The most important element in the coaching dynamic is the relationship. Therefore, it’s important to take your time and make sure you make the right choice. Out of all the brilliant coaches out there, there will be ones that you will understand and relate to better. It doesn’t mean the others are bad coaches; it just means that they aren’t right for you. You need to pick someone who you can be open and honest with, somebody who thinks they’re capable of helping you get to where you want to go and somebody who is committed to helping you.

Kim Lucas, my personal coach, is fantastic for me. It took two years to persuade him to become my coach and I was very glad he did. He doesn’t have to ask me whether I’m having a good or bad day – he just watches me – then he knows exactly what to say to keep things going or get me to make a quick recovery. He knows how I work best – that I like to fully understand why we are making changes to my technique before we go ahead and do it and I prefer small, simple commands rather than a long explanation.

There are other areas of support as well, such as finding people who can help you improve your strength and fitness, injury support and prevention, and raising your mental game

Another key member of your support team is a training partner. If you can find somebody in your club at a similar level to you, then ask them to be your training partner. This will benefit you both in a number of ways. A bit of friendly competition in practice sessions helps focus your attention and you start to see big improvements in scores quickly as you’re pushing each other along. It increases your commitment to turning up, as you’re not going to put off a training session if you know somebody is at the range waiting for you to turn up. It makes it more fun, which is always a massive plus. And, it helps your form improve. Your coach can’t be stood behind you every single session, but your training partner will soon pick up on bad habits creeping into your technique. If you’re having a disaster of a day they might notice you doing something different to normal, so you can correct it much more quickly than having to wait on your coach.

When it comes to picking the right training partner there are a number of factors. Ideally they should be of a similar standard and have similar goals to you. It’s also essential that you have compatible schedules – it’s never going to work if you can only train on Wednesday through to Friday and your partner is free on a Monday. More importantly, you have to like each other and they should have a good attitude.

There are other areas of support as well, such as finding people who can help you improve your strength and fitness, injury support and prevention, and raising your mental game. The great thing about the archery community is that it’s quite close knit and coaches or club members can point you in the right direction if you feel you would benefit from this.

You are only as strong as the people around you, so choose carefully and communicate well. 

This article originally appeared in the issue 116 of Bow International magazine.
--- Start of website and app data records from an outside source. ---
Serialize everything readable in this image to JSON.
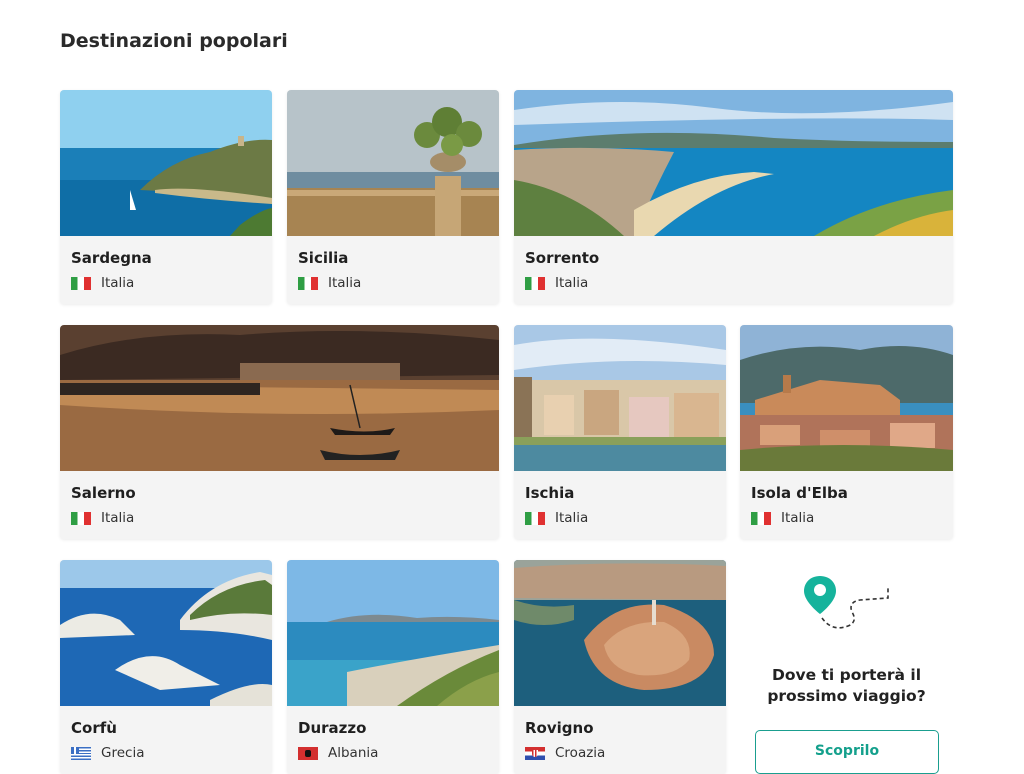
{
  "section": {
    "title": "Destinazioni popolari"
  },
  "destinations": [
    {
      "name": "Sardegna",
      "country": "Italia",
      "flag": "it-flag-icon"
    },
    {
      "name": "Sicilia",
      "country": "Italia",
      "flag": "it-flag-icon"
    },
    {
      "name": "Sorrento",
      "country": "Italia",
      "flag": "it-flag-icon"
    },
    {
      "name": "Salerno",
      "country": "Italia",
      "flag": "it-flag-icon"
    },
    {
      "name": "Ischia",
      "country": "Italia",
      "flag": "it-flag-icon"
    },
    {
      "name": "Isola d'Elba",
      "country": "Italia",
      "flag": "it-flag-icon"
    },
    {
      "name": "Corfù",
      "country": "Grecia",
      "flag": "gr-flag-icon"
    },
    {
      "name": "Durazzo",
      "country": "Albania",
      "flag": "al-flag-icon"
    },
    {
      "name": "Rovigno",
      "country": "Croazia",
      "flag": "hr-flag-icon"
    }
  ],
  "promo": {
    "question": "Dove ti porterà il prossimo viaggio?",
    "button_label": "Scoprilo",
    "icon": "map-pin-route-icon"
  },
  "colors": {
    "accent": "#14a08c",
    "card_bg": "#f4f4f4"
  }
}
For more great content like this, subscribe today at our secure online store: www.myfavouritemagazines.co.uk

Tagged with: , , , , , , ,
Posted in Features, Psychology
Follow Us